Exercise description -
Restate the listing below word for word; no picture is to be carried over.

── Provided material ──

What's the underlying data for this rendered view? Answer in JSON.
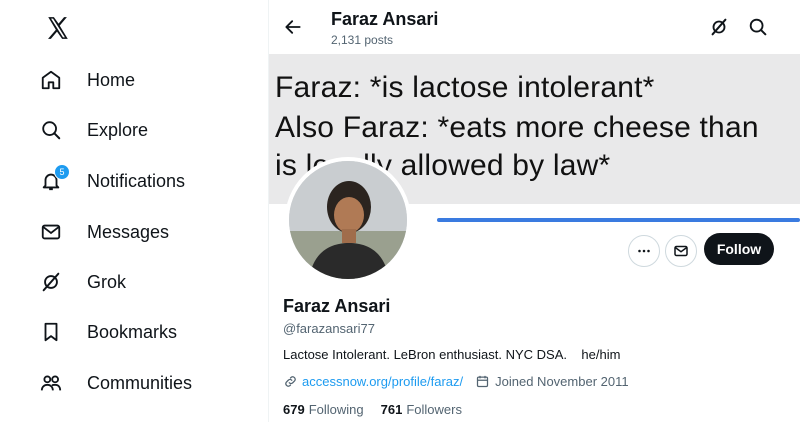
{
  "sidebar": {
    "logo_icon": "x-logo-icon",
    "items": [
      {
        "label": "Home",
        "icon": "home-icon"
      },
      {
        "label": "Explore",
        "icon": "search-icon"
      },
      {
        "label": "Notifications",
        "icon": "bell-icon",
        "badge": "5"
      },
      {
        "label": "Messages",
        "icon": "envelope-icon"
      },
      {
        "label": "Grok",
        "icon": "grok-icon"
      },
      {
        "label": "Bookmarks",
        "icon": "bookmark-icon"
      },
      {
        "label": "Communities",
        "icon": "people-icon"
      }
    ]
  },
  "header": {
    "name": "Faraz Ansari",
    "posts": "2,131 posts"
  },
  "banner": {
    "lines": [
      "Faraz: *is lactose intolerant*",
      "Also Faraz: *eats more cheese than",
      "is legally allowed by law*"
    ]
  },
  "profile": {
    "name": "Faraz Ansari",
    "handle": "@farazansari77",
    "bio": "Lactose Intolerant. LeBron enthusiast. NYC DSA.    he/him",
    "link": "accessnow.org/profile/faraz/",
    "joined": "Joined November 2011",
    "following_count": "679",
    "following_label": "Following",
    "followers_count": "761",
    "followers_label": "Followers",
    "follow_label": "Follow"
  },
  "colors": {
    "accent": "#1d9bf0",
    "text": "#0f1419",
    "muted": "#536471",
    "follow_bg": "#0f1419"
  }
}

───

Answer to the problem -
What's the underlying data for this rendered view? Answer in JSON.
{
  "sidebar": {
    "logo_icon": "x-logo-icon",
    "items": [
      {
        "label": "Home",
        "icon": "home-icon"
      },
      {
        "label": "Explore",
        "icon": "search-icon"
      },
      {
        "label": "Notifications",
        "icon": "bell-icon",
        "badge": "5"
      },
      {
        "label": "Messages",
        "icon": "envelope-icon"
      },
      {
        "label": "Grok",
        "icon": "grok-icon"
      },
      {
        "label": "Bookmarks",
        "icon": "bookmark-icon"
      },
      {
        "label": "Communities",
        "icon": "people-icon"
      }
    ]
  },
  "header": {
    "name": "Faraz Ansari",
    "posts": "2,131 posts"
  },
  "banner": {
    "lines": [
      "Faraz: *is lactose intolerant*",
      "Also Faraz: *eats more cheese than",
      "is legally allowed by law*"
    ]
  },
  "profile": {
    "name": "Faraz Ansari",
    "handle": "@farazansari77",
    "bio": "Lactose Intolerant. LeBron enthusiast. NYC DSA.    he/him",
    "link": "accessnow.org/profile/faraz/",
    "joined": "Joined November 2011",
    "following_count": "679",
    "following_label": "Following",
    "followers_count": "761",
    "followers_label": "Followers",
    "follow_label": "Follow"
  },
  "colors": {
    "accent": "#1d9bf0",
    "text": "#0f1419",
    "muted": "#536471",
    "follow_bg": "#0f1419"
  }
}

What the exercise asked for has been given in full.